In the case of Egypt, the agreement was signed back in 2015, and it was only in 2022 that Russia granted a loan of $25 billion for the four plants. The total cost of construction is fixed at $30 billion. El-Dabaa is the first nuclear power plant in Egypt and the first major project of Rosatom in Africa. After several years of delay, however, Rosatom began laying the concretes for the El Dabaa units. According to the project estimates by Rosatom, construction of all four NPP units is planned for completion by 2028-2029.
Many other African countries are already working on joining the atomic club in one form or another, whether it be the construction of a nuclear power plant or a research reactor or the development of nuclear infrastructure or the training of professional personnel.
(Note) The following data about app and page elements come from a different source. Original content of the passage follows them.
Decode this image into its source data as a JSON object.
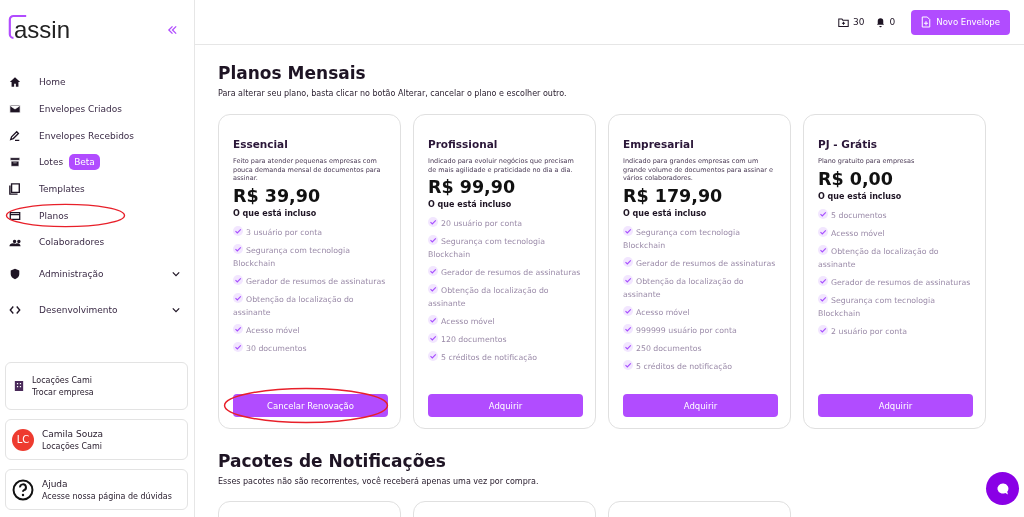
{
  "sidebar": {
    "logo": "assin",
    "nav": [
      {
        "label": "Home",
        "circled": false,
        "expandable": false
      },
      {
        "label": "Envelopes Criados",
        "circled": false,
        "expandable": false
      },
      {
        "label": "Envelopes Recebidos",
        "circled": false,
        "expandable": false
      },
      {
        "label": "Lotes",
        "badge": "Beta",
        "circled": false,
        "expandable": false
      },
      {
        "label": "Templates",
        "circled": false,
        "expandable": false
      },
      {
        "label": "Planos",
        "circled": true,
        "expandable": false
      },
      {
        "label": "Colaboradores",
        "circled": false,
        "expandable": false
      },
      {
        "label": "Administração",
        "circled": false,
        "expandable": true
      },
      {
        "label": "Desenvolvimento",
        "circled": false,
        "expandable": true
      }
    ],
    "company": {
      "name": "Locações Cami",
      "action": "Trocar empresa"
    },
    "user": {
      "initials": "LC",
      "name": "Camila Souza",
      "company": "Locações Cami"
    },
    "help": {
      "title": "Ajuda",
      "subtitle": "Acesse nossa página de dúvidas"
    }
  },
  "header": {
    "envelopes_count": "30",
    "notifications_count": "0",
    "new_button": "Novo Envelope"
  },
  "plans_section": {
    "title": "Planos Mensais",
    "subtitle": "Para alterar seu plano, basta clicar no botão Alterar, cancelar o plano e escolher outro.",
    "plans": [
      {
        "name": "Essencial",
        "description": "Feito para atender pequenas empresas com pouca demanda mensal de documentos para assinar.",
        "price": "R$ 39,90",
        "included_label": "O que está incluso",
        "features": [
          "3 usuário por conta",
          "Segurança com tecnologia Blockchain",
          "Gerador de resumos de assinaturas",
          "Obtenção da localização do assinante",
          "Acesso móvel",
          "30 documentos"
        ],
        "button": "Cancelar Renovação",
        "button_circled": true
      },
      {
        "name": "Profissional",
        "description": "Indicado para evoluir negócios que precisam de mais agilidade e praticidade no dia a dia.",
        "price": "R$ 99,90",
        "included_label": "O que está incluso",
        "features": [
          "20 usuário por conta",
          "Segurança com tecnologia Blockchain",
          "Gerador de resumos de assinaturas",
          "Obtenção da localização do assinante",
          "Acesso móvel",
          "120 documentos",
          "5 créditos de notificação"
        ],
        "button": "Adquirir",
        "button_circled": false
      },
      {
        "name": "Empresarial",
        "description": "Indicado para grandes empresas com um grande volume de documentos para assinar e vários colaboradores.",
        "price": "R$ 179,90",
        "included_label": "O que está incluso",
        "features": [
          "Segurança com tecnologia Blockchain",
          "Gerador de resumos de assinaturas",
          "Obtenção da localização do assinante",
          "Acesso móvel",
          "999999 usuário por conta",
          "250 documentos",
          "5 créditos de notificação"
        ],
        "button": "Adquirir",
        "button_circled": false
      },
      {
        "name": "PJ - Grátis",
        "description": "Plano gratuito para empresas",
        "price": "R$ 0,00",
        "included_label": "O que está incluso",
        "features": [
          "5 documentos",
          "Acesso móvel",
          "Obtenção da localização do assinante",
          "Gerador de resumos de assinaturas",
          "Segurança com tecnologia Blockchain",
          "2 usuário por conta"
        ],
        "button": "Adquirir",
        "button_circled": false
      }
    ]
  },
  "packages_section": {
    "title": "Pacotes de Notificações",
    "subtitle": "Esses pacotes não são recorrentes, você receberá apenas uma vez por compra."
  }
}
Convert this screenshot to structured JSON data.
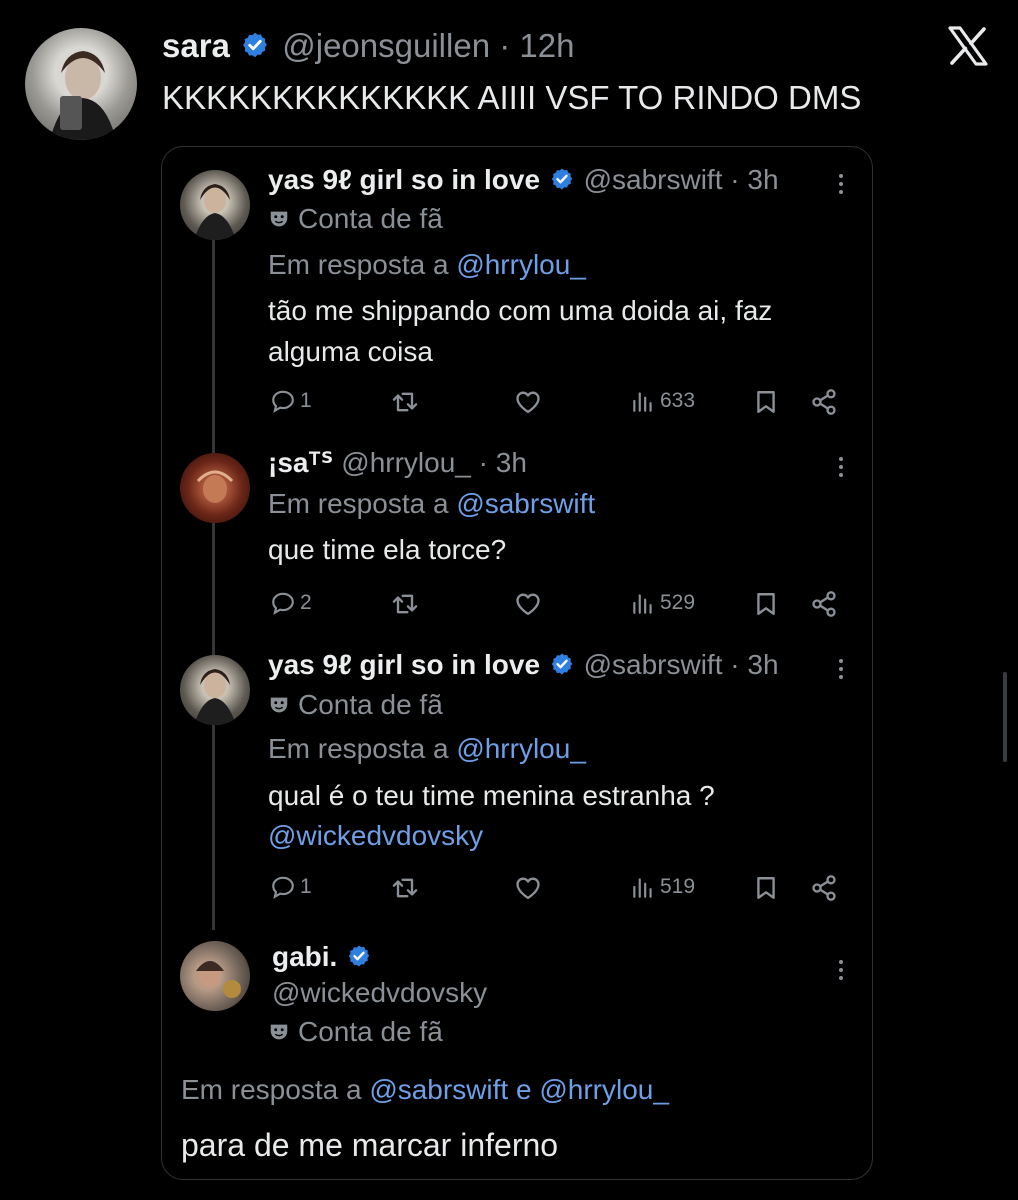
{
  "main_post": {
    "display_name": "sara",
    "handle": "@jeonsguillen",
    "time": "12h",
    "text": "KKKKKKKKKKKKKK AIIII VSF TO RINDO DMS"
  },
  "quoted_thread": [
    {
      "display_name": "yas 9ℓ girl so in love",
      "handle": "@sabrswift",
      "time": "3h",
      "badge_label": "Conta de fã",
      "reply_prefix": "Em resposta a",
      "reply_to": "@hrrylou_",
      "text_line1": "tão me shippando com uma doida ai, faz",
      "text_line2": "alguma coisa",
      "replies": "1",
      "views": "633"
    },
    {
      "display_name": "¡saᵀᔆ",
      "handle": "@hrrylou_",
      "time": "3h",
      "reply_prefix": "Em resposta a",
      "reply_to": "@sabrswift",
      "text": "que time ela torce?",
      "replies": "2",
      "views": "529"
    },
    {
      "display_name": "yas 9ℓ girl so in love",
      "handle": "@sabrswift",
      "time": "3h",
      "badge_label": "Conta de fã",
      "reply_prefix": "Em resposta a",
      "reply_to": "@hrrylou_",
      "text": "qual é o teu time menina estranha ?",
      "mention": "@wickedvdovsky",
      "replies": "1",
      "views": "519"
    },
    {
      "display_name": "gabi.",
      "handle": "@wickedvdovsky",
      "badge_label": "Conta de fã",
      "reply_prefix": "Em resposta a",
      "reply_to_1": "@sabrswift",
      "reply_conj": "e",
      "reply_to_2": "@hrrylou_",
      "text": "para de me marcar inferno"
    }
  ],
  "icons": [
    "verified-badge-icon",
    "x-logo-icon",
    "more-icon",
    "mask-icon",
    "reply-icon",
    "retweet-icon",
    "like-icon",
    "views-icon",
    "bookmark-icon",
    "share-icon"
  ],
  "colors": {
    "background": "#000000",
    "link": "#6f9fe6",
    "verified": "#2f7fe0",
    "muted": "#8b9097"
  }
}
Our research study shows that Russia has agreements with Algeria (2014), Ghana (2015), Egypt (2015), Ethiopia (2019), Republic of Congo (2019), Nigeria (2012, 2016), Rwanda (2018), South Africa (2004), Sudan (2017), Tunisia (2016), Uganda (2019) and Zambia (2016). Memoranda of Understanding (MOUs) were signed with Kenya in 2016 and Morocco in 2017.
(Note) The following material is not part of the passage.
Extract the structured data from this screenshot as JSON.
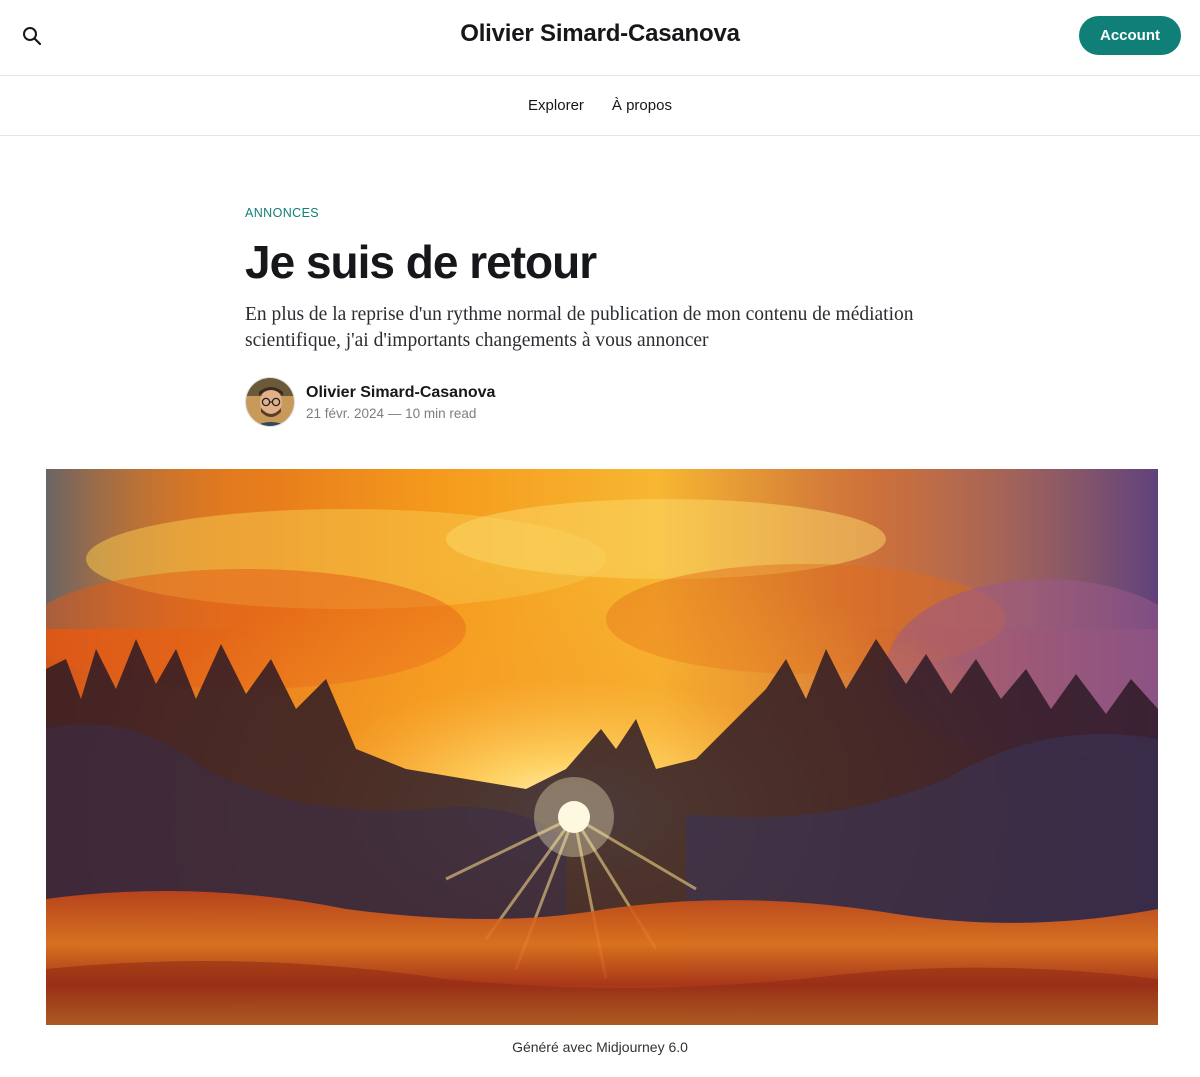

A nuclear power program is a complex undertaking that requires meticulous planning, preparation and investment in time, developing institutions and training human resources. The development of such a program does not happen overnight and can take several years to implement. All countries, which embark on the path towards the peaceful use of nuclear technologies, do so by adopting the IAEA Milestone Approach framework.
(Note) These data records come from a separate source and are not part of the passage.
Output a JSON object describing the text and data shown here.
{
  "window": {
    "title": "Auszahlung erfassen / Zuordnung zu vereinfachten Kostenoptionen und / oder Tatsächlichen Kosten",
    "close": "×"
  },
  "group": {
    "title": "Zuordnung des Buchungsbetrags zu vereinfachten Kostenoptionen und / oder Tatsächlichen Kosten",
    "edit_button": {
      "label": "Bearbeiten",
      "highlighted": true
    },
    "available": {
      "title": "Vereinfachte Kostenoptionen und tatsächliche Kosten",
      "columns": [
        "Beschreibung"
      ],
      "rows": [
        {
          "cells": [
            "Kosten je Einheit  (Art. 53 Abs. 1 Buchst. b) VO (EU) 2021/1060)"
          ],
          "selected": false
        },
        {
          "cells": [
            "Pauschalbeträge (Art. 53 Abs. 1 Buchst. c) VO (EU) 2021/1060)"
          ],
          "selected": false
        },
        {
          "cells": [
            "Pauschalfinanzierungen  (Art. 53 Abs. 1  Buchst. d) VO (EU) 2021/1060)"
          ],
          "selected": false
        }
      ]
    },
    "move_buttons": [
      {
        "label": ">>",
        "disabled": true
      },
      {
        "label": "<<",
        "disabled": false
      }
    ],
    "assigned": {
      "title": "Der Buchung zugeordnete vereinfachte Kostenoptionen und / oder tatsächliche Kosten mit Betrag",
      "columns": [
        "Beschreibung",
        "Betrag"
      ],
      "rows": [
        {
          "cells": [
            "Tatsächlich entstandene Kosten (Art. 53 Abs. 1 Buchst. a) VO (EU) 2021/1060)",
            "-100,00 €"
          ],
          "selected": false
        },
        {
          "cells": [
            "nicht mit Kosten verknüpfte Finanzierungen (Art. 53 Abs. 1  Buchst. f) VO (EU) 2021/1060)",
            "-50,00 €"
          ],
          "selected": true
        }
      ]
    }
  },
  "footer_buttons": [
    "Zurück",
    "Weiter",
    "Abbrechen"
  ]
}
In conclusion, African countries considering adding nuclear power to the energy mix to enhance economic development and provide a stable and affordable supply of electricity for domestic and industrial utilization must have the necessary funds and be ready to pass through step-by-step technical procedures.
Alternatively, the renewable energy potential is enormous in Africa. Consider carefully the Grand Inga-3 on the Congo river as the world’s largest proposed hydropower scheme. It is a grand vision to develop a continent-wide power system. Grand Inga 3, expected to have an electricity-generating capacity of about 40,000 megawatts – which is nearly twice as much as the 20 largest nuclear power stations.
Another great resource is the Grand Ethiopian Renaissance Dam on the Blue Nile River in Ethiopia under construction since 2011. From our studies, researchers and experts strongly believe and further estimate that the cost of building nuclear power does not make any sense, when compared to the cost of building renewables or other sources of energy by pulling all those financial resources together in the continent, to solve energy shortages across Africa.
African leaders, to a large considerable extent, could boost outright energy security by revisiting this continental question. Least we forget that Africa has huge untapped natural resources. The Grand Ethiopian Renaissance Dam and Grand Inga-3 are the potential solution to the energy deficits across Africa, and for which must be coordinated within the framework of the Agenda 2063 by the African Union.
Source: Thepressradio.com|Kestér Kenn Klomegâh